Fulham are notoriously slow-starters and always seem to catch some rough breaks early as the team starts to gel. After the New Year though, they typically put the pieces together and play some all-around great soccer...while managing to ride their luck as well.
On Monday at home against the mighty Gunners, the Cottagers fell behind in the 21st minute courtesy of a Laurent Koscielny. Still trailing 1-nil with 15 minutes, Arsenal defender John Djourou picked up a soft second yellow to get sent off. Then in the 85th minute, former Arsenal defender Philippe Senderos headed the ball in the box for former Arsenal academy product Steve Sidwell to head home to level the match at 1-1. Then in stoppage time, striker Bobby Zamora completed the comeback with a near-side volley that froze Arsenal keeper Wojciech Szczesny.
Superdraft: The Comic-Con of MLS
To all of us who love the Fire and watch more soccer than might seem humanly possible, you're probably counting down the days until next Thursday's MLS SuperDraft.

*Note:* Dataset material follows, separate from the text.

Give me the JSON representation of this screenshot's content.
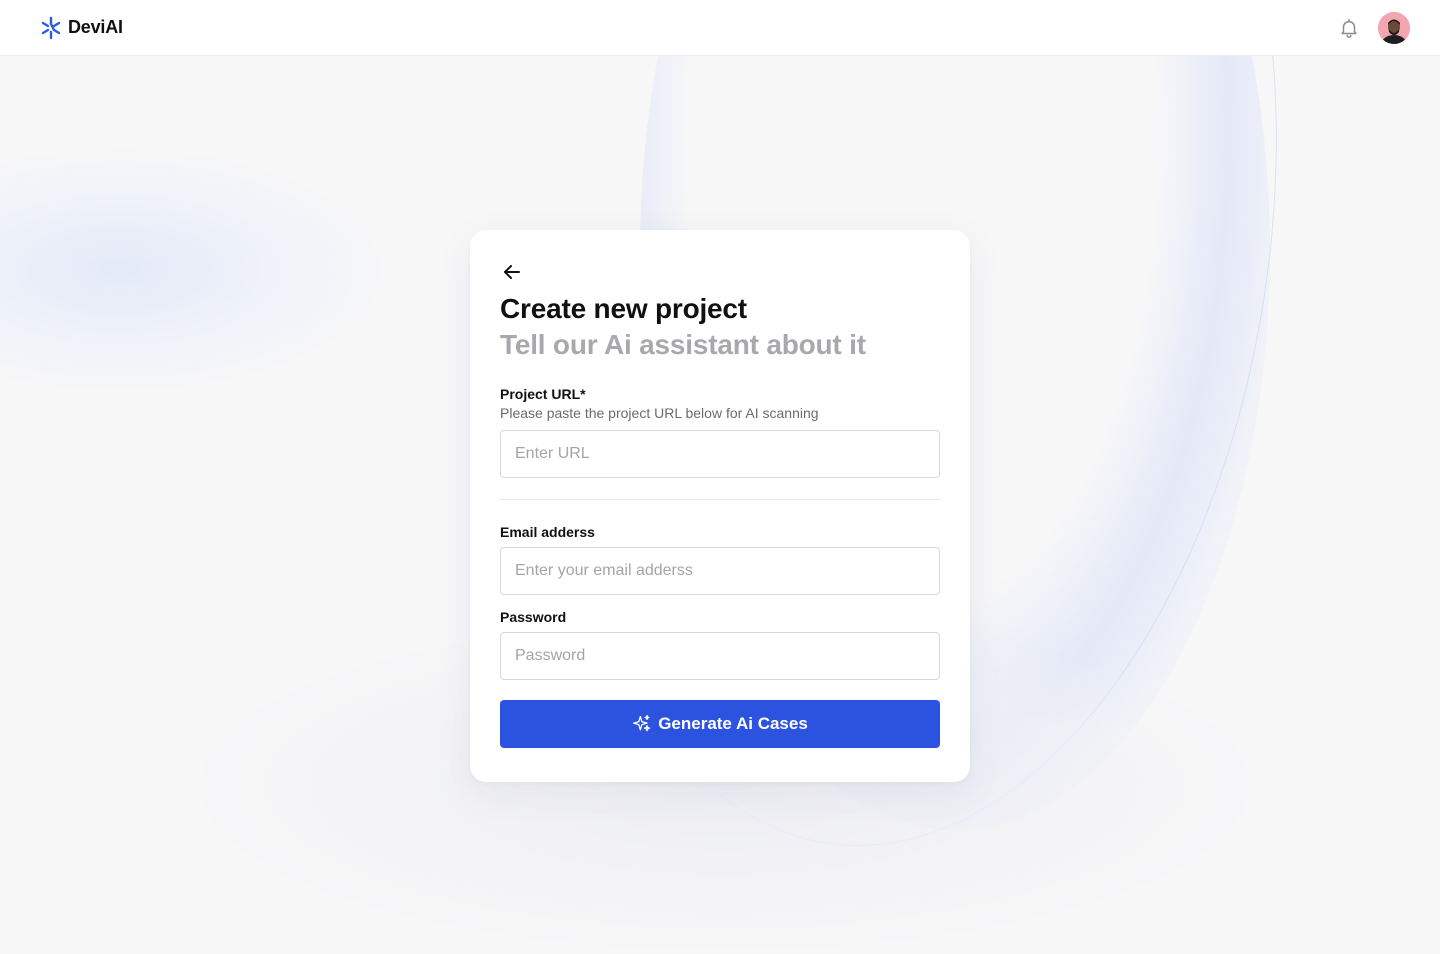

However, it appears the rest of the non-soccer...well, make that non-MLS world...doesn't seem to share our enthusiasm.
When I asked off from my full-time job to cover the draft, my supervisor had never heard of the event. When I was invited to a dinner party next Wednesday night and informed them that I'd be driving to Kansas City during that time, the host was convinced I was making it up (sorry Mel). Anyone I tried to explain the event to...was completely unaware of its existence.

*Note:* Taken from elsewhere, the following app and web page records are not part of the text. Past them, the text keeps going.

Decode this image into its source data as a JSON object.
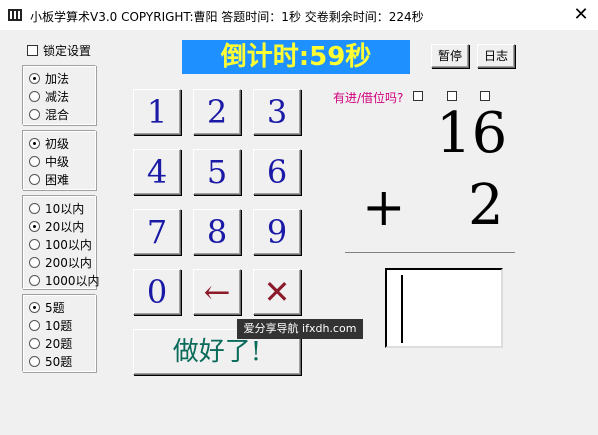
{
  "window": {
    "title": "小板学算术V3.0 COPYRIGHT:曹阳   答题时间：1秒  交卷剩余时间：224秒",
    "close_glyph": "✕"
  },
  "lock_setting": {
    "label": "锁定设置",
    "checked": false
  },
  "operation_group": {
    "options": [
      "加法",
      "减法",
      "混合"
    ],
    "selected": "加法"
  },
  "level_group": {
    "options": [
      "初级",
      "中级",
      "困难"
    ],
    "selected": "初级"
  },
  "range_group": {
    "options": [
      "10以内",
      "20以内",
      "100以内",
      "200以内",
      "1000以内"
    ],
    "selected": "20以内"
  },
  "count_group": {
    "options": [
      "5题",
      "10题",
      "20题",
      "50题"
    ],
    "selected": "5题"
  },
  "countdown": {
    "text": "倒计时:59秒",
    "bg_color": "#1e90ff",
    "text_color": "#ffff33"
  },
  "toolbar": {
    "pause_label": "暂停",
    "log_label": "日志"
  },
  "keypad": {
    "keys": [
      "1",
      "2",
      "3",
      "4",
      "5",
      "6",
      "7",
      "8",
      "9",
      "0",
      "←",
      "✕"
    ]
  },
  "done_button": {
    "label": "做好了!"
  },
  "carry": {
    "label": "有进/借位吗?",
    "boxes": [
      false,
      false,
      false
    ]
  },
  "problem": {
    "operand1": "16",
    "operator": "+",
    "operand2": "2"
  },
  "answer_field": {
    "value": ""
  },
  "watermark": {
    "text": "爱分享导航 ifxdh.com"
  }
}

When I step back and think about it, I guess I'm not too surprised. The SuperDraft is certainly not on the same level as the NFL or NBA draft. Most people won't plan their day around an event that takes place at 11am CST time on ESPN2.
One of the things I'll miss this year will indeed be watching the event on TV. From the combination of awkwardly bad transitions from the main ESPN announcers to the usually unprepared correspondent down near the podium to the completely over-the-top outbursts from Eric Wynalda or Alexi Lalas over the minutest details, the broadcast is usually a master class in how NOT to attract new viewers.
But for MLS junkies like myself, those moments are pure gold. I mean, it has to be tough to only have an hour or until the first round ends to fit in as much content as possible, but I have to imagine the 17 or so college kids home on winter break are watching the end of the re-run of First Take and then watching the draft and thinking, "What language is this in?"
But that's what makes the MLS SuperDraft in particular and MLS in general so great. It's a league on the verge of being truly mainstream and yet, the draft is basically an homage to everything "American soccer geek." And there's absolutely nothing wrong with that.
I think I'll Tivo it as well and watch it when I get back.
The classic "Americans Abroad" dilemma
Unless you've managed to completely avoid Twitter all day (and if you're able to do that, you're a much stronger-willed person than myself and the rest of the HTIOT gang), it'd be hard to miss Tim Howard's wonder goal for Everton.
But lost in the shuffle was the fact that this was Landon Donovan's second game for Everton this season. Landycakes also joined the Toffees on loan during this period two years ago and greatly impressed the Merseyside fans. He did so well in fact that Everton want to bring in the Galaxy star on a permanent contract.
MLS commissioner Dan Garber would not allow Donovan to stay even though it appeared at the time that Landon was willing to leave. It was one of the few examples of MLS absolutely refusing to let a player go where others such as Clint Dempsey. Jozy Altidore and Maurice Edu have made the move. For some, the move abroad has helped the players tremendously. And in other cases, the players' careers have stalled and the player eventually returned to MLS... *coughFreddyAducough*
But what do you think? Is it more important for MLS to let their best players join the world's best leagues and show that Americans can compete on some of the largest stages in the world? Or is it more important for MLS to hold on to the best and help the league grow from within?
Should MLS allow its best players to play abroad or focus on creating a stronger league domestically?
Let them leave and help spread American soccer across the world (5 votes)
Convince them to stay and have the best American players competing in MLS (5 votes)
It really ought to be evaluated on a case-by-case basis (19 votes)
29 total votes